— ABOUT THIS EXERCISE —
The result should be the listing below, restated exactly, with its pictures left out.

* * * * * * * * *

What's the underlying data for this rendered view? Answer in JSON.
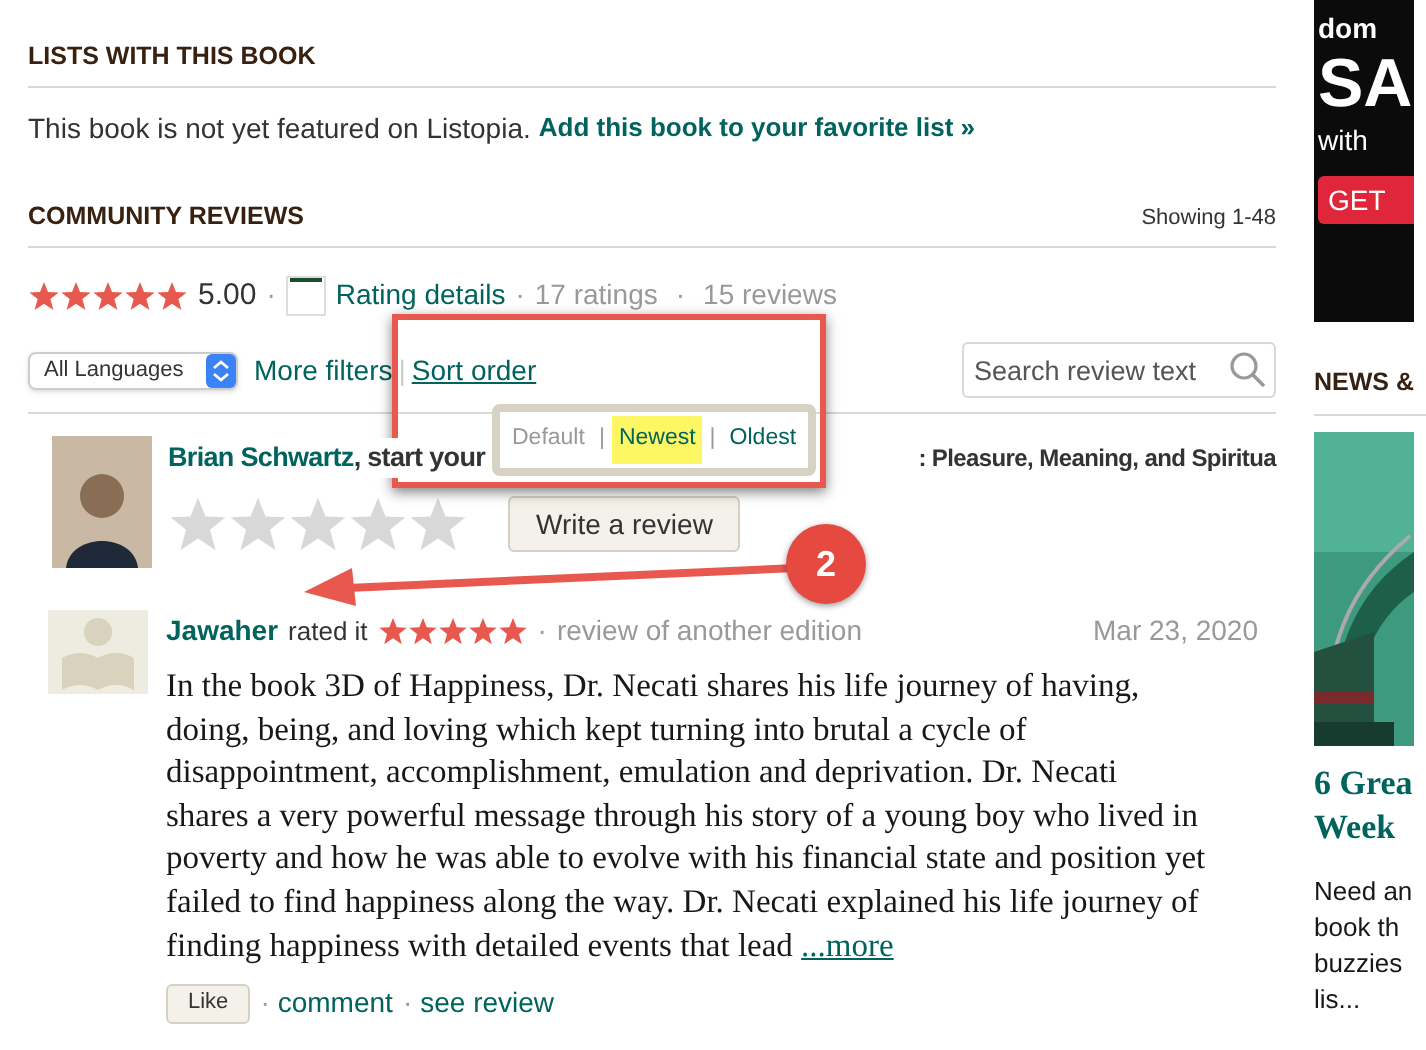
{
  "lists": {
    "heading": "LISTS WITH THIS BOOK",
    "text": "This book is not yet featured on Listopia.",
    "link": "Add this book to your favorite list »"
  },
  "community": {
    "heading": "COMMUNITY REVIEWS",
    "showing": "Showing 1-48",
    "rating": {
      "stars": 5,
      "value": "5.00",
      "details": "Rating details",
      "ratings": "17 ratings",
      "reviews": "15 reviews",
      "separators": [
        "·",
        "·",
        "·"
      ]
    },
    "filters": {
      "language": "All Languages",
      "more": "More filters",
      "separator": "|",
      "sort": "Sort order",
      "search": {
        "placeholder": "Search review text"
      }
    }
  },
  "sort_popup": {
    "separators": [
      "|",
      "|"
    ],
    "options": [
      {
        "label": "Default",
        "selected": false,
        "disabled": true
      },
      {
        "label": "Newest",
        "selected": true,
        "disabled": false
      },
      {
        "label": "Oldest",
        "selected": false,
        "disabled": false
      }
    ]
  },
  "my_row": {
    "name": "Brian Schwartz",
    "text": ", start your",
    "text_2": ": Pleasure, Meaning, and Spiritua",
    "stars": 0,
    "button": "Write a review"
  },
  "review": {
    "name": "Jawaher",
    "action": "rated it",
    "stars": 5,
    "separator": "·",
    "link_separators": [
      "·",
      "·"
    ],
    "meta": "review of another edition",
    "date": "Mar 23, 2020",
    "body": "In the book 3D of Happiness, Dr. Necati shares his life journey of having, doing, being, and loving which kept turning into brutal a cycle of disappointment, accomplishment, emulation and deprivation. Dr. Necati shares a very powerful message through his story of a young boy who lived in poverty and how he was able to evolve with his financial state and position yet failed to find happiness along the way. Dr. Necati explained his life journey of finding happiness with detailed events that lead",
    "more": "...more",
    "like": "Like",
    "links": [
      "comment",
      "see review"
    ]
  },
  "annotation": {
    "badge": "2"
  },
  "sidebar": {
    "ad_lines": [
      "dom",
      "SA",
      "with"
    ],
    "ad_button": "GET",
    "news_heading": "NEWS &",
    "article_title": [
      "6 Grea",
      "Week"
    ],
    "teaser": [
      "Need an",
      "book th",
      "buzzies",
      "lis..."
    ]
  }
}
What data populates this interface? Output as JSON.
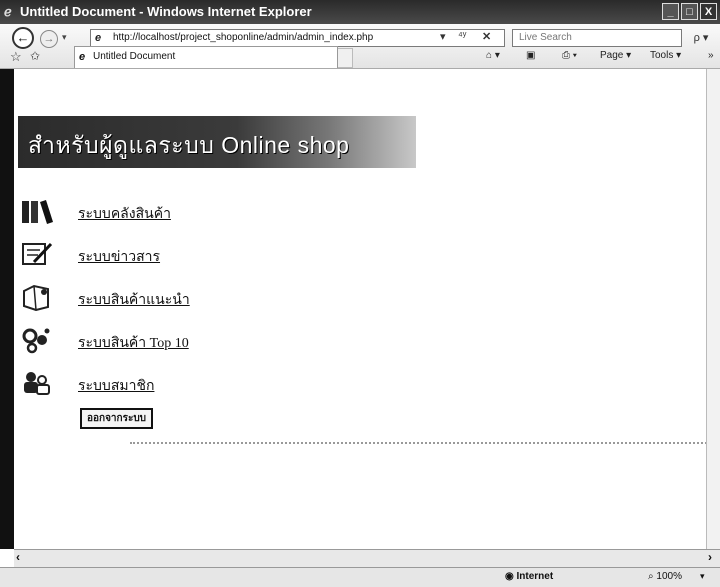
{
  "window": {
    "title": "Untitled Document - Windows Internet Explorer",
    "controls": {
      "minimize": "_",
      "maximize": "□",
      "close": "X"
    }
  },
  "address_bar": {
    "url": "http://localhost/project_shoponline/admin/admin_index.php",
    "search_placeholder": "Live Search",
    "search_button": "ρ ▾"
  },
  "tab": {
    "title": "Untitled Document"
  },
  "command_bar": {
    "home": "⌂ ▾",
    "feeds": "▣",
    "print": "⎙ ▾",
    "page": "Page ▾",
    "tools": "Tools ▾",
    "overflow": "»"
  },
  "page": {
    "banner_title": "สำหรับผู้ดูแลระบบ Online shop",
    "menu": [
      {
        "label": "ระบบคลังสินค้า",
        "icon": "books-icon"
      },
      {
        "label": "ระบบข่าวสาร",
        "icon": "news-icon"
      },
      {
        "label": "ระบบสินค้าแนะนำ",
        "icon": "recommended-products-icon"
      },
      {
        "label": "ระบบสินค้า Top 10",
        "icon": "top10-products-icon"
      },
      {
        "label": "ระบบสมาชิก",
        "icon": "members-icon"
      }
    ],
    "logout_button": "ออกจากระบบ"
  },
  "status_bar": {
    "zone": "Internet",
    "zoom": "100%"
  },
  "colors": {
    "banner_dark": "#2b2b2b",
    "chrome_dark": "#2a2a2a"
  }
}
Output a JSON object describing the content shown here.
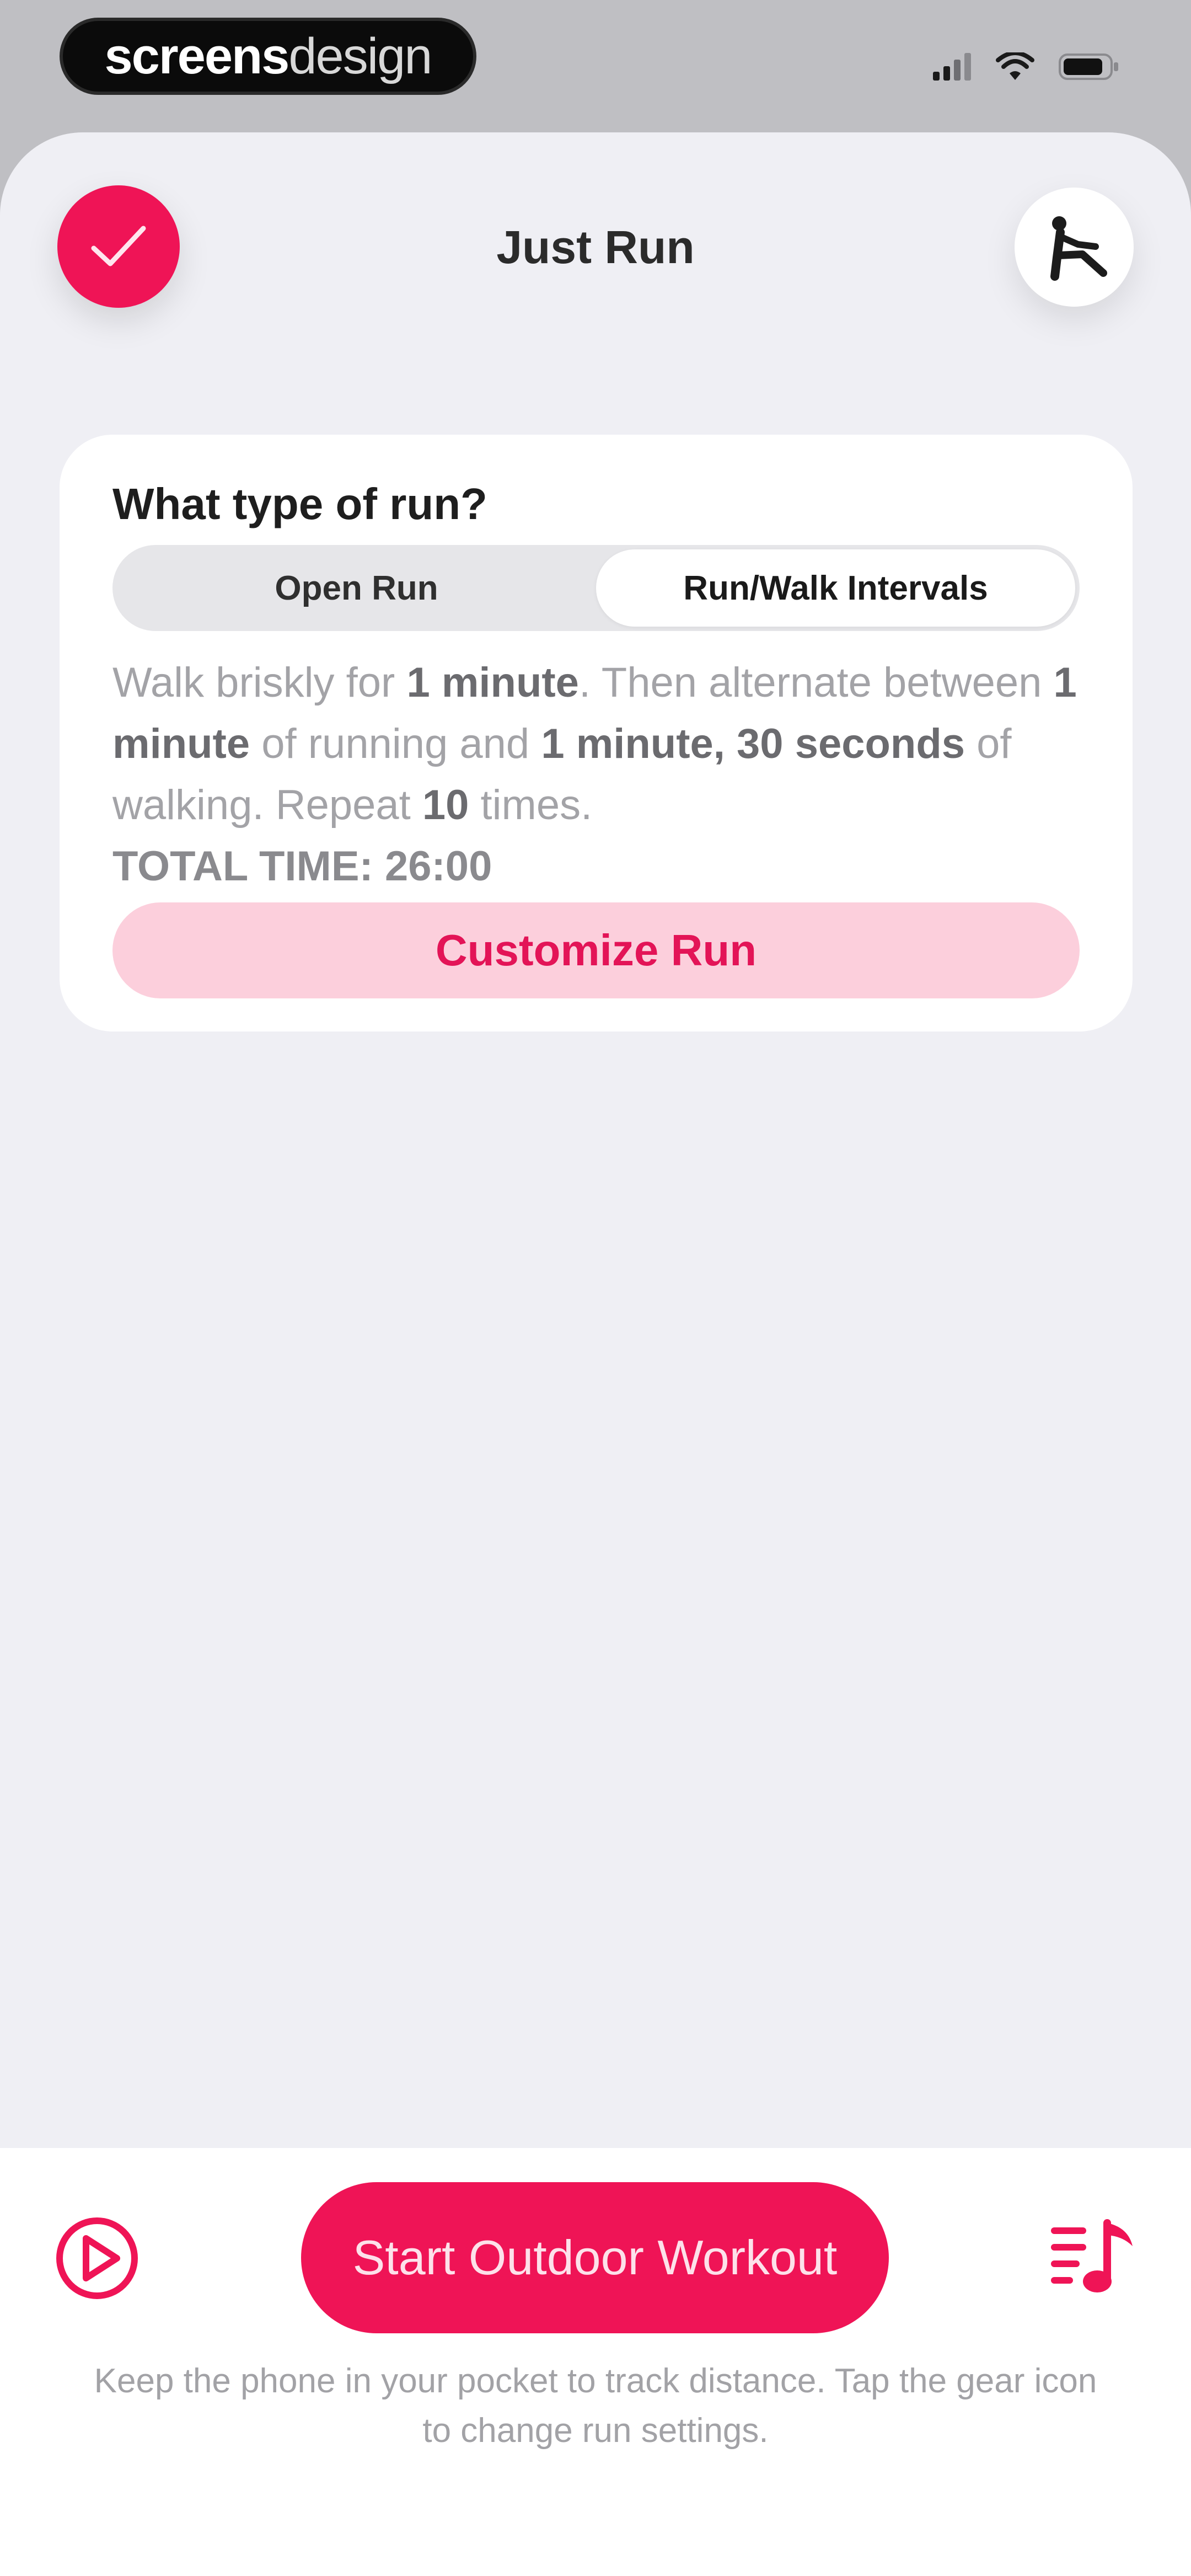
{
  "status_bar": {
    "watermark": {
      "bold": "screens",
      "light": "design"
    },
    "icons": [
      "signal-icon",
      "wifi-icon",
      "battery-icon"
    ]
  },
  "header": {
    "title": "Just Run",
    "left_icon": "checkmark-icon",
    "right_icon": "stretching-figure-icon"
  },
  "run_type": {
    "heading": "What type of run?",
    "options": [
      "Open Run",
      "Run/Walk Intervals"
    ],
    "selected": "Run/Walk Intervals",
    "description": {
      "p1": "Walk briskly for ",
      "b1": "1 minute",
      "p2": ". Then alternate between ",
      "b2": "1 minute",
      "p3": " of running and ",
      "b3": "1 minute, 30 seconds",
      "p4": " of walking. Repeat ",
      "b4": "10",
      "p5": " times."
    },
    "total_time": "TOTAL TIME: 26:00",
    "customize_label": "Customize Run"
  },
  "bottom": {
    "start_label": "Start Outdoor Workout",
    "hint": "Keep the phone in your pocket to track distance. Tap the gear icon to change run settings.",
    "left_icon": "play-circle-icon",
    "right_icon": "music-playlist-icon"
  },
  "colors": {
    "accent": "#ef1456",
    "accent_light": "#fccfdc",
    "sheet_bg": "#efeff4"
  }
}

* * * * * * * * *

— ANSWER SECTION —
What's the underlying data for this rendered view? Answer in JSON.
{
  "lists": {
    "heading": "LISTS WITH THIS BOOK",
    "text": "This book is not yet featured on Listopia.",
    "link": "Add this book to your favorite list »"
  },
  "community": {
    "heading": "COMMUNITY REVIEWS",
    "showing": "Showing 1-48",
    "rating": {
      "stars": 5,
      "value": "5.00",
      "details": "Rating details",
      "ratings": "17 ratings",
      "reviews": "15 reviews",
      "separators": [
        "·",
        "·",
        "·"
      ]
    },
    "filters": {
      "language": "All Languages",
      "more": "More filters",
      "separator": "|",
      "sort": "Sort order",
      "search": {
        "placeholder": "Search review text"
      }
    }
  },
  "sort_popup": {
    "separators": [
      "|",
      "|"
    ],
    "options": [
      {
        "label": "Default",
        "selected": false,
        "disabled": true
      },
      {
        "label": "Newest",
        "selected": true,
        "disabled": false
      },
      {
        "label": "Oldest",
        "selected": false,
        "disabled": false
      }
    ]
  },
  "my_row": {
    "name": "Brian Schwartz",
    "text": ", start your",
    "text_2": ": Pleasure, Meaning, and Spiritua",
    "stars": 0,
    "button": "Write a review"
  },
  "review": {
    "name": "Jawaher",
    "action": "rated it",
    "stars": 5,
    "separator": "·",
    "link_separators": [
      "·",
      "·"
    ],
    "meta": "review of another edition",
    "date": "Mar 23, 2020",
    "body": "In the book 3D of Happiness, Dr. Necati shares his life journey of having, doing, being, and loving which kept turning into brutal a cycle of disappointment, accomplishment, emulation and deprivation. Dr. Necati shares a very powerful message through his story of a young boy who lived in poverty and how he was able to evolve with his financial state and position yet failed to find happiness along the way. Dr. Necati explained his life journey of finding happiness with detailed events that lead",
    "more": "...more",
    "like": "Like",
    "links": [
      "comment",
      "see review"
    ]
  },
  "annotation": {
    "badge": "2"
  },
  "sidebar": {
    "ad_lines": [
      "dom",
      "SA",
      "with"
    ],
    "ad_button": "GET",
    "news_heading": "NEWS &",
    "article_title": [
      "6 Grea",
      "Week"
    ],
    "teaser": [
      "Need an",
      "book th",
      "buzzies",
      "lis..."
    ]
  }
}
What data populates this interface? Output as JSON.
{
  "window": {
    "title": "Untitled Document - Windows Internet Explorer",
    "controls": {
      "minimize": "_",
      "maximize": "□",
      "close": "X"
    }
  },
  "address_bar": {
    "url": "http://localhost/project_shoponline/admin/admin_index.php",
    "search_placeholder": "Live Search",
    "search_button": "ρ ▾"
  },
  "tab": {
    "title": "Untitled Document"
  },
  "command_bar": {
    "home": "⌂ ▾",
    "feeds": "▣",
    "print": "⎙ ▾",
    "page": "Page ▾",
    "tools": "Tools ▾",
    "overflow": "»"
  },
  "page": {
    "banner_title": "สำหรับผู้ดูแลระบบ Online shop",
    "menu": [
      {
        "label": "ระบบคลังสินค้า",
        "icon": "books-icon"
      },
      {
        "label": "ระบบข่าวสาร",
        "icon": "news-icon"
      },
      {
        "label": "ระบบสินค้าแนะนำ",
        "icon": "recommended-products-icon"
      },
      {
        "label": "ระบบสินค้า Top 10",
        "icon": "top10-products-icon"
      },
      {
        "label": "ระบบสมาชิก",
        "icon": "members-icon"
      }
    ],
    "logout_button": "ออกจากระบบ"
  },
  "status_bar": {
    "zone": "Internet",
    "zoom": "100%"
  },
  "colors": {
    "banner_dark": "#2b2b2b",
    "chrome_dark": "#2a2a2a"
  }
}
Output a JSON object describing the content shown here.
{
  "status_bar": {
    "watermark": {
      "bold": "screens",
      "light": "design"
    },
    "icons": [
      "signal-icon",
      "wifi-icon",
      "battery-icon"
    ]
  },
  "header": {
    "title": "Just Run",
    "left_icon": "checkmark-icon",
    "right_icon": "stretching-figure-icon"
  },
  "run_type": {
    "heading": "What type of run?",
    "options": [
      "Open Run",
      "Run/Walk Intervals"
    ],
    "selected": "Run/Walk Intervals",
    "description": {
      "p1": "Walk briskly for ",
      "b1": "1 minute",
      "p2": ". Then alternate between ",
      "b2": "1 minute",
      "p3": " of running and ",
      "b3": "1 minute, 30 seconds",
      "p4": " of walking. Repeat ",
      "b4": "10",
      "p5": " times."
    },
    "total_time": "TOTAL TIME: 26:00",
    "customize_label": "Customize Run"
  },
  "bottom": {
    "start_label": "Start Outdoor Workout",
    "hint": "Keep the phone in your pocket to track distance. Tap the gear icon to change run settings.",
    "left_icon": "play-circle-icon",
    "right_icon": "music-playlist-icon"
  },
  "colors": {
    "accent": "#ef1456",
    "accent_light": "#fccfdc",
    "sheet_bg": "#efeff4"
  }
}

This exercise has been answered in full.